There are also people using cheap LCD monitor, like myself. Not only being cheaper, it also allows you to look at your quad and around yourself, while flying FPV. And it’s more suitable for people who has eye issues and wear glasses. However under bright and sunny condition, visibility of the image is not as good as the FPV goggle. By adding a sun shield can improve that.
It’s worth knowing some FPV goggle comes with great features, such as built-in video receiver, DVR (digital video recorder), head tracking, etc. Make sure you understand what functionality and components they come with before deciding. For example the Fatshark predator is more of an FPV combo that come with almost everything you need (camera/transmitter/receiver/antenna).
OSD – On Screen Display
I think most people racing mini quad would agree we only need the simplest OSD, showing only current voltage level, and maybe a timer as well.
MinimOSD is a good value OSD, and if you are willing to do some extra work it can do a lot more than the other OSDs.
LC Power Filter and Voltage Regulator
LC Power Filter is used to reduce noise in the power supply. If you are powering your video transmitter and FPV camera with your main LiPo pack, you may or may not notice the jumping white lines across the picture when flying, this is when the LC filter comes into play. You can buy them from Hobbyking, or make one yourself.
If you are running 4S and want to power your 12V rated FPV gear with it, you can consider getting a voltage regulator, instead of using a separate 3S LiPo.
There are usually two cameras used on the same mini quad. FPV camera has been mentioned above which is used for actual flying. There is also another camera which we used for recording high definition (HD) videos. Most high quality videos you see on Youtube/Vimeo are filmed using these HD cameras. There are not a lot of choices at the moment for mini quadcopter due to the limitation on weight and size. The most common FPV recording cameras being the following.
The best known camera among these are probably the Mobius and GoPro. The Mobius has the advantage of being cheaper, lighter, smaller, yet capable of capture great quality footage, but it’s not as good as the GoPro.
The GoPro offers 3 editions, the most expensive one (black edition) can shoot 4K videos at 30fps. Despite the great footage quality, they are way more expensive than the rest of the cameras too. They are also a bit chunkier and heavier, so the Mobius might be more suitable for some of the low power mini quads.
808 keychain camera is also a good option for ultra light mini quad. It offers video out so you can use it as your FPV camera for video transmitter as well.
A long winded post, but should be useful for those who just got into this hobby, and looking to build their first 250 size mini quad.

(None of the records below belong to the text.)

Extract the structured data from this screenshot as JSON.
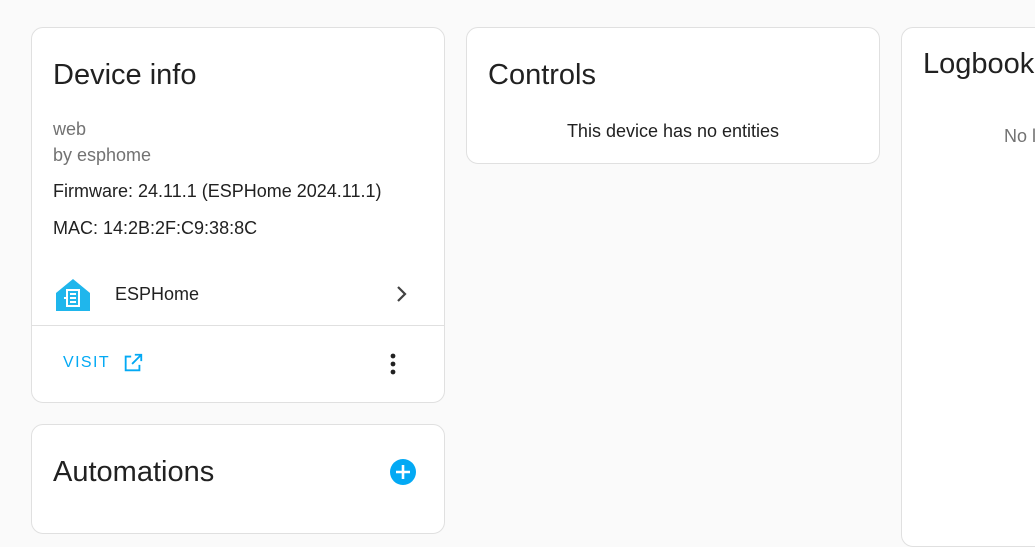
{
  "device_info": {
    "title": "Device info",
    "model": "web",
    "manufacturer": "by esphome",
    "firmware": "Firmware: 24.11.1 (ESPHome 2024.11.1)",
    "mac": "MAC: 14:2B:2F:C9:38:8C",
    "integration": {
      "name": "ESPHome",
      "icon": "esphome-logo-icon"
    },
    "visit_label": "VISIT",
    "visit_icon": "open-in-new-icon",
    "more_icon": "dots-vertical-icon"
  },
  "controls": {
    "title": "Controls",
    "empty_message": "This device has no entities"
  },
  "automations": {
    "title": "Automations",
    "add_icon": "plus-circle-icon"
  },
  "logbook": {
    "title": "Logbook",
    "empty_message": "No l"
  },
  "colors": {
    "accent": "#03a9f4",
    "background": "#fafafa",
    "card": "#ffffff",
    "secondary_text": "#727272",
    "primary_text": "#212121"
  }
}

Note: On this page some of the web links to the Hobbyking website, I inserted my affiliate code so if when someone purchase the item using my links, I get a very tiny bit of reward. You can support me by buying the items through the links I provided. :)